Wealthy investors looking to extend their tax breaks are dumping cash into small companies setting up as venture capital trusts (VCTs).
Entrepreneurs are finding investors eager to fund their projects with £130 million already sunk into their businesses.
The VCT industry has a target of raising £400 million by the end of the tax year on April 5, 2015, and is well on the way to hitting the mark, says a report from fund managers Tilney BestInvest.
The firm also reports that although this is the largest commitment to VCTs recorded at this stage in a tax year, two of the biggest managers, Northern Venture Trust and Isis Equity Partners, are only seeking £4 million this year compared with £90 million combined last year.
In 2014, VCTs raised £440 million for entrepreneurs and their companies – the highest figure for eight years.
Tax efficient investment

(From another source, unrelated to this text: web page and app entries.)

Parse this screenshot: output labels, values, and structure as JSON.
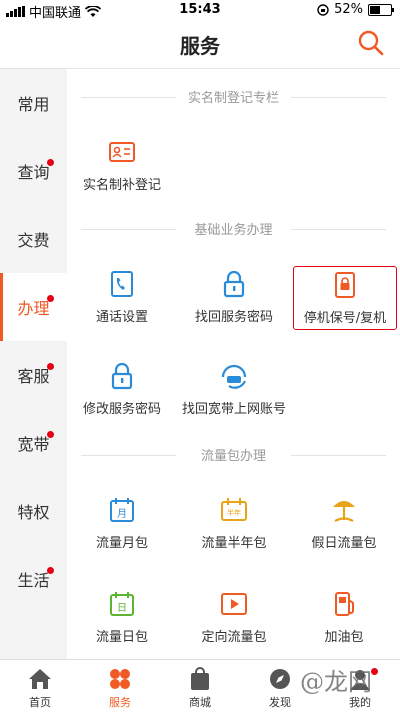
{
  "status_bar": {
    "carrier": "中国联通",
    "time": "15:43",
    "battery": "52%"
  },
  "header": {
    "title": "服务"
  },
  "sidebar": {
    "items": [
      {
        "label": "常用",
        "dot": false,
        "active": false
      },
      {
        "label": "查询",
        "dot": true,
        "active": false
      },
      {
        "label": "交费",
        "dot": false,
        "active": false
      },
      {
        "label": "办理",
        "dot": true,
        "active": true
      },
      {
        "label": "客服",
        "dot": true,
        "active": false
      },
      {
        "label": "宽带",
        "dot": true,
        "active": false
      },
      {
        "label": "特权",
        "dot": false,
        "active": false
      },
      {
        "label": "生活",
        "dot": true,
        "active": false
      }
    ]
  },
  "sections": {
    "realname": {
      "title": "实名制登记专栏",
      "items": [
        {
          "label": "实名制补登记",
          "icon": "id-card-icon",
          "color": "#f05a24"
        }
      ]
    },
    "basic": {
      "title": "基础业务办理",
      "items": [
        {
          "label": "通话设置",
          "icon": "phone-settings-icon",
          "color": "#2a8bd8"
        },
        {
          "label": "找回服务密码",
          "icon": "lock-icon",
          "color": "#2a8bd8"
        },
        {
          "label": "停机保号/复机",
          "icon": "phone-lock-icon",
          "color": "#f05a24"
        },
        {
          "label": "修改服务密码",
          "icon": "lock-edit-icon",
          "color": "#2a8bd8"
        },
        {
          "label": "找回宽带上网账号",
          "icon": "broadband-icon",
          "color": "#2a8bd8"
        }
      ]
    },
    "data_pack": {
      "title": "流量包办理",
      "items": [
        {
          "label": "流量月包",
          "icon": "calendar-month-icon",
          "color": "#2a8bd8",
          "glyph": "月"
        },
        {
          "label": "流量半年包",
          "icon": "calendar-halfyear-icon",
          "color": "#e8a317",
          "glyph": "半年"
        },
        {
          "label": "假日流量包",
          "icon": "beach-icon",
          "color": "#e8a317"
        },
        {
          "label": "流量日包",
          "icon": "calendar-day-icon",
          "color": "#5bb531",
          "glyph": "日"
        },
        {
          "label": "定向流量包",
          "icon": "play-icon",
          "color": "#f05a24"
        },
        {
          "label": "加油包",
          "icon": "fuel-icon",
          "color": "#f05a24"
        }
      ]
    }
  },
  "tabbar": {
    "items": [
      {
        "label": "首页",
        "icon": "home-icon"
      },
      {
        "label": "服务",
        "icon": "service-icon",
        "active": true
      },
      {
        "label": "商城",
        "icon": "shop-bag-icon"
      },
      {
        "label": "发现",
        "icon": "discover-icon"
      },
      {
        "label": "我的",
        "icon": "profile-icon",
        "dot": true
      }
    ]
  },
  "watermark": "@龙网",
  "colors": {
    "accent": "#f05a24",
    "blue": "#2a8bd8",
    "badge": "#e50012"
  }
}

A VCT is a tax efficient investment managed by HM Revenue & Customs (HMRC) which offers investors tax breaks in return for lodging their money in the scheme.
The benefits for investors include 30% relief on income tax paid in the year, while any investment grows free from capital gains tax.
VCTs are one of three tax effective schemes for funding businesses – the others are the Seed Enterprise Investment Scheme (SEIS) and Enterprise Investment Scheme (EIS).
SEIS is generally aimed at startups and allows a maximum investment of £100,000, while EIS is for expanding companies.
Both offer income tax reliefs on entry and capital gains tax exemptions that are also attractive to investors.
The first round of three-year SEIS are about to mature at the end of the financial year.
Tim Levett, chairman of NVM Private Equity, managers of the Northern Venture Trust, said: “Recently, the leading general VCTs have consistently returned a tax-free dividend yield of between 5% and 8%, with some funds offering more.
“When interest rates are as low as they are now, VCTs are very attractive to investors because of their return.
“Also, all the leading generalist VCTs have seen profitable exits, with the companies often sold to mid-market private equity firms or corporate buyers.”
Meanwhile, Patrick Reeve, managing partner of Albion Ventures, which manages of Albion VCTs, argues the scene is set for 2015 to become a good year for VCT investment.
“The economic backdrop supports corporate investment growth and coincides with investors seeking a home for their cash which delivers a satisfactory return.”